Providing essential care for 100 AIDS orphans in Meru, Kenya
Describe the need affecting community
HIV and AIDS continue to have a devastating impact on the life and well-being of the people of Kenya. In Meru, Kenya, a major center of Kenya Methodists, AIDS has clearly been a disease closely associated with poverty and hunger. Leaders of the Kaaga Synod, led by the bishop, identified by name over 1,300 vulnerable children in their community, most of whom have been orphaned because one or both of their parents has died from AIDS. These children need protection, safety, food, education, love, and access to treatment. Efforts in the community must continually be undertaken not only to care for these children, but to promote programs of education, and awareness to ensure prevention and support. About 1,500 people who are living with HIV are connected to the Methodist churches through support, and empowerment programs. Helping parents be healthy and productive ensures greater protection and care of the children.
How will this Advance project help to address the need?
The Gift of H.O.P.E. (Helping Orphans by Providing Essentials) is a project of the Center for Health, and Hope in partnership with the Kaaga Synod of the Methodist Church of Kenya. The Center for Health and Hope supports and advocates for persons infected and affected by HIV and AIDS around the world through programs of education, prevention, care, and treatment. The Center addresses issues related to HIV and AIDS stigma, discrimination, and poverty. Currently the Center supports 260 AIDS orphans each year in a community-based program. This Advance project seeks to assist 100 more vulnerable children. The money raised through this project will assist the Kaaga Synod of the Kenya Methodist Church to care for AIDS orphans, and to encourage HIV education, prevention, care and treatment. None of the funds raised will be retained for administrative costs in the United States.
Describe the primary goal of the project

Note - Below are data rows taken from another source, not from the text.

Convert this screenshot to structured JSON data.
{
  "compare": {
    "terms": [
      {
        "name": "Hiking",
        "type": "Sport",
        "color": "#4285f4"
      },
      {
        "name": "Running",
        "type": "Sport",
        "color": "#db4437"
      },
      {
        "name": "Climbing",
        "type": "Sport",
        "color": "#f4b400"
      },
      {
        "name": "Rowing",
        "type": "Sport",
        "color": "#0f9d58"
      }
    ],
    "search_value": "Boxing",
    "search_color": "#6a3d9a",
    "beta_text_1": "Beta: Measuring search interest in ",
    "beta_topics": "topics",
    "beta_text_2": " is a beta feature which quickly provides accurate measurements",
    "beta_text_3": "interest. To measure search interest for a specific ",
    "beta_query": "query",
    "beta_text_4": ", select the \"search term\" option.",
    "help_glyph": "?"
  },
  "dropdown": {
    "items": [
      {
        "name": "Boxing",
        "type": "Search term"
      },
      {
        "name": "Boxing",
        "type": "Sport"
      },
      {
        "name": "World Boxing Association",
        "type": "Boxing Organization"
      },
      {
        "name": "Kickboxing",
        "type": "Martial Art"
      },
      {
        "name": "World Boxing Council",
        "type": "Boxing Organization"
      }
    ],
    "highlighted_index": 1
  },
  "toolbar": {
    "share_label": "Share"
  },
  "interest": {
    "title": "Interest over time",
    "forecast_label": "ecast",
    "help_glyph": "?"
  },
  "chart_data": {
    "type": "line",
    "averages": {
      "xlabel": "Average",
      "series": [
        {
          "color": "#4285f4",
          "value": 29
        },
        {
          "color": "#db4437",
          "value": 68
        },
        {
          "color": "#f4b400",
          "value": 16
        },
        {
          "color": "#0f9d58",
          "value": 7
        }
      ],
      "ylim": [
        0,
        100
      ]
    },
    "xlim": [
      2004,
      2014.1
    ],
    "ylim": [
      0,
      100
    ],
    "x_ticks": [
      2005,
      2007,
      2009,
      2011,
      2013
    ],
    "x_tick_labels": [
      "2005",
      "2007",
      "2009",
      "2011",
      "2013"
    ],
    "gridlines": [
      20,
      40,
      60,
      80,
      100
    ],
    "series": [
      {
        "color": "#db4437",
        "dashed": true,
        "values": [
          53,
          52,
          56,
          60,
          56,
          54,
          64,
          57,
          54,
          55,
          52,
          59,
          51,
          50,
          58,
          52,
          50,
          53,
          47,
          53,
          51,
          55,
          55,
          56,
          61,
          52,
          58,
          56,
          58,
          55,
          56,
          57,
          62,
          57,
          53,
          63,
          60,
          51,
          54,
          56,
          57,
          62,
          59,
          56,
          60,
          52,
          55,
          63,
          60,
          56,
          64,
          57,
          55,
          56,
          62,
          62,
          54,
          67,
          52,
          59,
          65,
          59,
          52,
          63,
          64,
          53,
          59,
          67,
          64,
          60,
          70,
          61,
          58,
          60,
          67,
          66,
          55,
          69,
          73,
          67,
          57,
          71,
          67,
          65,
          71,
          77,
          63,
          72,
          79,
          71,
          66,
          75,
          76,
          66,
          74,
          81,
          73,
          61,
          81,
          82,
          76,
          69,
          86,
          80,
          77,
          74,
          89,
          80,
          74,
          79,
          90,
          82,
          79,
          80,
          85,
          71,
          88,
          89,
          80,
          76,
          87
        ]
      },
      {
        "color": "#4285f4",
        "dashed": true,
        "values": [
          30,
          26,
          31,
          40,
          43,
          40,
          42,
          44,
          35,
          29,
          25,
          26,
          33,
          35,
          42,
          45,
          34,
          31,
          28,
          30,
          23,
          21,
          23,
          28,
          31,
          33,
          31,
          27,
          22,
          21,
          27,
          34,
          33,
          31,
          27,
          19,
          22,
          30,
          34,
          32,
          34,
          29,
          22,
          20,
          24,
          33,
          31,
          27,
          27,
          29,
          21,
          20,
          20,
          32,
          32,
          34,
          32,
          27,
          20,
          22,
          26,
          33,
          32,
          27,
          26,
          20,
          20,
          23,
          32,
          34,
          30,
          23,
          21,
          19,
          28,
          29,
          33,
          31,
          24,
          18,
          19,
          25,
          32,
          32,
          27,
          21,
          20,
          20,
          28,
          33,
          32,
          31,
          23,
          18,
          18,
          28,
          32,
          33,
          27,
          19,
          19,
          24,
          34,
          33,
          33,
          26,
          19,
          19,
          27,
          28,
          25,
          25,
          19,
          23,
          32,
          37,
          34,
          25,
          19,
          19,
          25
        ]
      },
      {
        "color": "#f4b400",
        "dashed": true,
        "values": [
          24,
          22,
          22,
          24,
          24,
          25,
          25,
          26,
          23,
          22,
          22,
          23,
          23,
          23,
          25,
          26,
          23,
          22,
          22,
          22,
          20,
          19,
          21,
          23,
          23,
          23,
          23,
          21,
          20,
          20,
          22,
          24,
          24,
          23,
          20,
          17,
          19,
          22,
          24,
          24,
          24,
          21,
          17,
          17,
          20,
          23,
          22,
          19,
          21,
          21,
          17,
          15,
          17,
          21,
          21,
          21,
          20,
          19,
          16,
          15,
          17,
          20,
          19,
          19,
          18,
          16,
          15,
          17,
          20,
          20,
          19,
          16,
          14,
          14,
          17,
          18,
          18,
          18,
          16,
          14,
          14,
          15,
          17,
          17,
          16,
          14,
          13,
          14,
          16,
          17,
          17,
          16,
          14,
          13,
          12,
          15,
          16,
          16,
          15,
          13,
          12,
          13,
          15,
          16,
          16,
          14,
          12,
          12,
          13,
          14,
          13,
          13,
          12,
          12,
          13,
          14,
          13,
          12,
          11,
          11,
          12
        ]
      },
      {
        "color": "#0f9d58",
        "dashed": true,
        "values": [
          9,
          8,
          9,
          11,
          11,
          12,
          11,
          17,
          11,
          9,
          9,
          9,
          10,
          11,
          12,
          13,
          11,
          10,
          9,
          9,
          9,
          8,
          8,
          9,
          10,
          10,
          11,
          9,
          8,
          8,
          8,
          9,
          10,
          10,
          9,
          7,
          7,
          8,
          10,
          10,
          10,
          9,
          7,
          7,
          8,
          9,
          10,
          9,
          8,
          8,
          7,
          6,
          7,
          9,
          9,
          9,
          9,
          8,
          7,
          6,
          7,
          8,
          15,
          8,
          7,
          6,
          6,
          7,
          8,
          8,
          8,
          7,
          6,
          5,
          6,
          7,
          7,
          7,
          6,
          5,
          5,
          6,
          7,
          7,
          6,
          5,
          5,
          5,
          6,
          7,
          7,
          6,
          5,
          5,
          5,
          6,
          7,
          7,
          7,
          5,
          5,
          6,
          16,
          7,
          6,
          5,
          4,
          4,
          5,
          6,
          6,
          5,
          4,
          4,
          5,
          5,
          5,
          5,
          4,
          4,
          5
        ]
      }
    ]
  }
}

The aim of impact of this project is to ensure 100 more AIDS orphans receive Christian care that includes at least these six life essentials: health care (including access to HIV treatment as needed), shelter, nutrition, education, safety, and personal support. Currently 260 children are being helped while they are completing primary and secondary school. This community-based program does not operate like an orphanage, but keeps children within their own communities and within their own extended families.
Describe the change you would like to see in the community as a result of this Advance project
Changes we already see are 260 children not living in the streets, but having opportunities for education, nutrition, care, and support. Further, the deep involvement of the church in the community has significantly helped in reducing stigma, and discrimination and has made the church a vital positive force for education, prevention, and care. Once when I visited the project, a man said to me that he now knew what Methodism means: “love in action.”